**Your instructions:** The full text of the records below, minus any pictures, should be given back word for word.

** Opening Dataset records block **

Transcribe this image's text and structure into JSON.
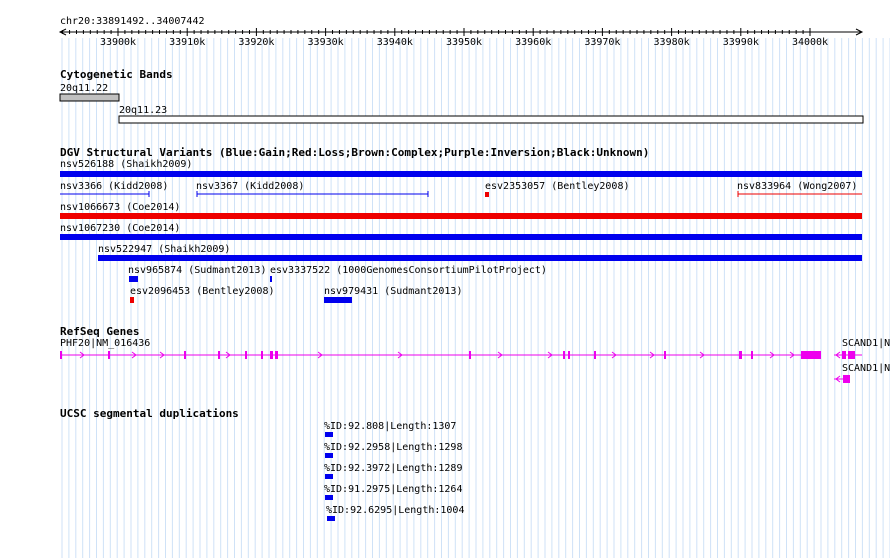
{
  "ruler": {
    "position": "chr20:33891492..34007442",
    "ticks": [
      "33900k",
      "33910k",
      "33920k",
      "33930k",
      "33940k",
      "33950k",
      "33960k",
      "33970k",
      "33980k",
      "33990k",
      "34000k"
    ]
  },
  "cytobands": {
    "title": "Cytogenetic Bands",
    "bands": [
      {
        "name": "20q11.22"
      },
      {
        "name": "20q11.23"
      }
    ]
  },
  "dgv": {
    "title": "DGV Structural Variants (Blue:Gain;Red:Loss;Brown:Complex;Purple:Inversion;Black:Unknown)",
    "colors": {
      "gain": "#0000ee",
      "loss": "#ee0000"
    },
    "variants": [
      {
        "label": "nsv526188 (Shaikh2009)",
        "type": "gain"
      },
      {
        "label": "nsv3366 (Kidd2008)",
        "type": "gain"
      },
      {
        "label": "nsv3367 (Kidd2008)",
        "type": "gain"
      },
      {
        "label": "esv2353057 (Bentley2008)",
        "type": "loss"
      },
      {
        "label": "nsv833964 (Wong2007)",
        "type": "loss"
      },
      {
        "label": "nsv1066673 (Coe2014)",
        "type": "loss"
      },
      {
        "label": "nsv1067230 (Coe2014)",
        "type": "gain"
      },
      {
        "label": "nsv522947 (Shaikh2009)",
        "type": "gain"
      },
      {
        "label": "nsv965874 (Sudmant2013)",
        "type": "gain"
      },
      {
        "label": "esv3337522 (1000GenomesConsortiumPilotProject)",
        "type": "gain"
      },
      {
        "label": "esv2096453 (Bentley2008)",
        "type": "loss"
      },
      {
        "label": "nsv979431 (Sudmant2013)",
        "type": "gain"
      }
    ]
  },
  "refseq": {
    "title": "RefSeq Genes",
    "color": "#ee00ee",
    "genes": [
      {
        "label": "PHF20|NM_016436"
      },
      {
        "label": "SCAND1|N"
      },
      {
        "label": "SCAND1|N"
      }
    ]
  },
  "segdups": {
    "title": "UCSC segmental duplications",
    "color": "#0000ee",
    "items": [
      {
        "label": "%ID:92.808|Length:1307"
      },
      {
        "label": "%ID:92.2958|Length:1298"
      },
      {
        "label": "%ID:92.3972|Length:1289"
      },
      {
        "label": "%ID:91.2975|Length:1264"
      },
      {
        "label": "%ID:92.6295|Length:1004"
      }
    ]
  }
}
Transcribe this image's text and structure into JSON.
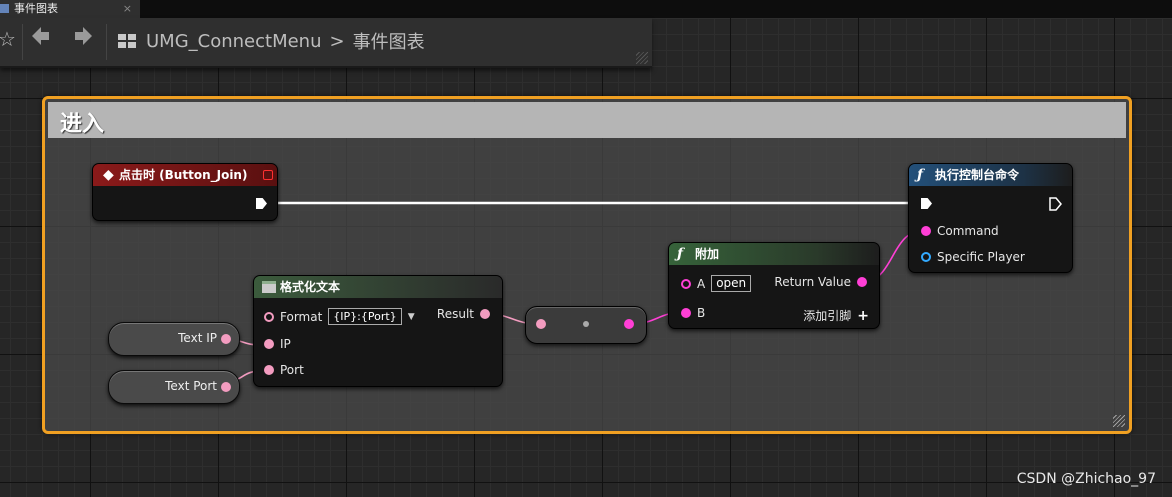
{
  "tab": {
    "title": "事件图表",
    "close": "×"
  },
  "toolbar": {
    "breadcrumb_blueprint": "UMG_ConnectMenu",
    "breadcrumb_sep": ">",
    "breadcrumb_graph": "事件图表"
  },
  "comment": {
    "title": "进入"
  },
  "nodes": {
    "event": {
      "title": "点击时 (Button_Join)"
    },
    "format_text": {
      "title": "格式化文本",
      "format_label": "Format",
      "format_value": "{IP}:{Port}",
      "ip_label": "IP",
      "port_label": "Port",
      "result_label": "Result"
    },
    "append": {
      "title": "附加",
      "a_label": "A",
      "a_value": "open",
      "b_label": "B",
      "return_label": "Return Value",
      "add_pin_label": "添加引脚"
    },
    "exec_cmd": {
      "title": "执行控制台命令",
      "command_label": "Command",
      "player_label": "Specific Player"
    },
    "var_ip": {
      "label": "Text IP"
    },
    "var_port": {
      "label": "Text Port"
    }
  },
  "colors": {
    "comment_border": "#f0a022",
    "event_header": "#8a1a1a",
    "function_header": "#23507a",
    "pure_function_header": "#36633a",
    "string_pin": "#ff3fd6",
    "text_pin": "#f39cc0",
    "object_pin": "#33aaff"
  },
  "watermark": "CSDN @Zhichao_97"
}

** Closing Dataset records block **

**Output below:**
Transcribe this image's text and structure into JSON.
{
  "ruler": {
    "position": "chr20:33891492..34007442",
    "ticks": [
      "33900k",
      "33910k",
      "33920k",
      "33930k",
      "33940k",
      "33950k",
      "33960k",
      "33970k",
      "33980k",
      "33990k",
      "34000k"
    ]
  },
  "cytobands": {
    "title": "Cytogenetic Bands",
    "bands": [
      {
        "name": "20q11.22"
      },
      {
        "name": "20q11.23"
      }
    ]
  },
  "dgv": {
    "title": "DGV Structural Variants (Blue:Gain;Red:Loss;Brown:Complex;Purple:Inversion;Black:Unknown)",
    "colors": {
      "gain": "#0000ee",
      "loss": "#ee0000"
    },
    "variants": [
      {
        "label": "nsv526188 (Shaikh2009)",
        "type": "gain"
      },
      {
        "label": "nsv3366 (Kidd2008)",
        "type": "gain"
      },
      {
        "label": "nsv3367 (Kidd2008)",
        "type": "gain"
      },
      {
        "label": "esv2353057 (Bentley2008)",
        "type": "loss"
      },
      {
        "label": "nsv833964 (Wong2007)",
        "type": "loss"
      },
      {
        "label": "nsv1066673 (Coe2014)",
        "type": "loss"
      },
      {
        "label": "nsv1067230 (Coe2014)",
        "type": "gain"
      },
      {
        "label": "nsv522947 (Shaikh2009)",
        "type": "gain"
      },
      {
        "label": "nsv965874 (Sudmant2013)",
        "type": "gain"
      },
      {
        "label": "esv3337522 (1000GenomesConsortiumPilotProject)",
        "type": "gain"
      },
      {
        "label": "esv2096453 (Bentley2008)",
        "type": "loss"
      },
      {
        "label": "nsv979431 (Sudmant2013)",
        "type": "gain"
      }
    ]
  },
  "refseq": {
    "title": "RefSeq Genes",
    "color": "#ee00ee",
    "genes": [
      {
        "label": "PHF20|NM_016436"
      },
      {
        "label": "SCAND1|N"
      },
      {
        "label": "SCAND1|N"
      }
    ]
  },
  "segdups": {
    "title": "UCSC segmental duplications",
    "color": "#0000ee",
    "items": [
      {
        "label": "%ID:92.808|Length:1307"
      },
      {
        "label": "%ID:92.2958|Length:1298"
      },
      {
        "label": "%ID:92.3972|Length:1289"
      },
      {
        "label": "%ID:91.2975|Length:1264"
      },
      {
        "label": "%ID:92.6295|Length:1004"
      }
    ]
  }
}
Transcribe this image's text and structure into JSON.
{
  "tab": {
    "title": "事件图表",
    "close": "×"
  },
  "toolbar": {
    "breadcrumb_blueprint": "UMG_ConnectMenu",
    "breadcrumb_sep": ">",
    "breadcrumb_graph": "事件图表"
  },
  "comment": {
    "title": "进入"
  },
  "nodes": {
    "event": {
      "title": "点击时 (Button_Join)"
    },
    "format_text": {
      "title": "格式化文本",
      "format_label": "Format",
      "format_value": "{IP}:{Port}",
      "ip_label": "IP",
      "port_label": "Port",
      "result_label": "Result"
    },
    "append": {
      "title": "附加",
      "a_label": "A",
      "a_value": "open",
      "b_label": "B",
      "return_label": "Return Value",
      "add_pin_label": "添加引脚"
    },
    "exec_cmd": {
      "title": "执行控制台命令",
      "command_label": "Command",
      "player_label": "Specific Player"
    },
    "var_ip": {
      "label": "Text IP"
    },
    "var_port": {
      "label": "Text Port"
    }
  },
  "colors": {
    "comment_border": "#f0a022",
    "event_header": "#8a1a1a",
    "function_header": "#23507a",
    "pure_function_header": "#36633a",
    "string_pin": "#ff3fd6",
    "text_pin": "#f39cc0",
    "object_pin": "#33aaff"
  },
  "watermark": "CSDN @Zhichao_97"
}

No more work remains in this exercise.